Right now we're watching the "Marriage of Figaro," and I'm really lost!  It's in Italian with French subtitles! (That's why I'm writing now.)

Tomorrow Franck and I are going to "Les Invalides," the tomb of Napoleon.  It ought to be good.  I can't think of anything else, so Love,


July 15, 1965
9:20 pm

I haven't had a chance to mail this yet, so I'll add a little more to it.

I got your letter today.  Also Anne's.

I see I had Mary K and Rick's wedding a week later in the first page of this letter.  I'm glad it was nice, anyway.

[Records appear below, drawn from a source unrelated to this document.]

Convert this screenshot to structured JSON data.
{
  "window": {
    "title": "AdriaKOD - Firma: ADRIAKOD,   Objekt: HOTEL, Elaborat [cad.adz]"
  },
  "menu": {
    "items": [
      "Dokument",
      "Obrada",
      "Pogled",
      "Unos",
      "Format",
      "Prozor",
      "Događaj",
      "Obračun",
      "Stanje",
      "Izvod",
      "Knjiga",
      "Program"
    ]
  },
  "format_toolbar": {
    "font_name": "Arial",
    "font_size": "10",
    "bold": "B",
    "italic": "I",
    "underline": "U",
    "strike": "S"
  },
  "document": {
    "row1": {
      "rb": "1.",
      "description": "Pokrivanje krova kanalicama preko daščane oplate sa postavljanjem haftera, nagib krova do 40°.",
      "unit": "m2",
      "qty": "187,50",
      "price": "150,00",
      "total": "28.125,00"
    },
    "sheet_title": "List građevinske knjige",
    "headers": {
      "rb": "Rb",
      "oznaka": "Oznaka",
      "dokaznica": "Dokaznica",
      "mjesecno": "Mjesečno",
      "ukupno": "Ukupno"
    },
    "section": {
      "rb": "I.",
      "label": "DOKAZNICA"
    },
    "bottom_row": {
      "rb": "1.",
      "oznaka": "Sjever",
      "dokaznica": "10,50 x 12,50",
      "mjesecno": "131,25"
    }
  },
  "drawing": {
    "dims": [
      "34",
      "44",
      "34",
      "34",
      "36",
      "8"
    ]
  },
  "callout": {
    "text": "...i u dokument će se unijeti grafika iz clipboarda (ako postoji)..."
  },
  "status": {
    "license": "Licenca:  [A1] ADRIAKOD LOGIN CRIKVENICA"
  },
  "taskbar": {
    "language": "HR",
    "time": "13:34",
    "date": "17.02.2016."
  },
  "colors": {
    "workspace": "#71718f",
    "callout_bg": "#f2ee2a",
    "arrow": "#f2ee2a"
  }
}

We didn't go to "Les Invalides" today.  We went to Notre Dame.  It's so beautiful, but I can't imagine why those poor people wanted to build such a big church.  After we had seen it and were on our way out, we were "trapped" inside because it was raining "cats and dogs" out.  So I know Note Dame pretty well.

Thank you for the addresses.  Who went to the school, Dale or you?

I have just taken inventory of my mailing list and have counted 68 people.  I have already sent 49 postcards and 12 letters.  The postage for the letters was about $3.60, and for the postcards, $3.95 (This, of course, does not include the price of the postcards, which is outrageous)  And I still have 11 or 12 days left!

What day are the Oldenburgs coming to Paris and what Hotel are they staying at?  I hope you know.  The Hamaides want me to invite them here.  I want to, too.

I was just (last night) going through the mail I have received and was reading your first letter to me.  I found things on the back page that I was wondering about.  I'm glad you're saving the local papers for me.

Are Milton's new fake whitewalls skinny or fat?  I hope they look good.

Who was kind enough to send me Sharon R's address?  It was very nice, but I've already sent here a card.  (Please, don't give her my address)

Ever since I've been here, the one I've had the hardest time getting through to was Emilia, the maid.  Today, I found out why.  She just came over from Portugal at Christmastime, and didn't know a word of French before she came.  Today Franck and I were talking with her fiance, and he is from Spain!  Oh Brother.

Well, I'll try to mail this tomorrow, but I may add a few lines first.  With this letter, you just can't tell.

Love again,


33 ave de la Princesse
Le Vesinet (S+O) 28
July 20, 1965
Dr + Mme Francis M. Schmitt
31211 Brown
Garden City, Michigan 48135


It's a very nice day here, and kind of hot, which seems to be quite rare weather for here.  (Franck has informed me that this is the worst [rainiest + coldest] summer in 100 years) (I think that is B.S.)

I don't know where Paul gets his information, or if he makes it up himself, or what, but he is off.  Franck is definitely staying with us for the whole six weeks.  David isn't going to have anyone stay with him.

Today Franck and I climbed up to the 2nd level of the Eiffel tower.  It's not really very far up, since I counted only 761 steps.  Whew!  But it's really a gorgeous view.  We also went shopping at one of the better Paris stores.  I bought millions of $$ worth of perfume.  (In Paris stores, if you pay by Traveler's checks, you get a 20% discount)  Now I really have to watch my money.
July 21, 1965
11:00 am
Good Morning

Now it's only a week and a half, and I'm home.  Write more details about Dad's plan for New York.

Madame + Catherine return tomorrow.

In the past few days, Franck and I seem to have gone museum crazy.  We've been to the Louvre, Palais de Couverture, Musee d'homme, Musee de Marine, Musee d'Arts et Menager, and one other that I can't think of.  Some of them are interesting, though.

Sunday Frank, Monsieur, + I went to a real beautiful chateau at Chantilly.  It had an art museum inside it.  The chateau was really gorgeous.

Well, I'm going to go right now and mail this – I'll write more soon,  Love, Mark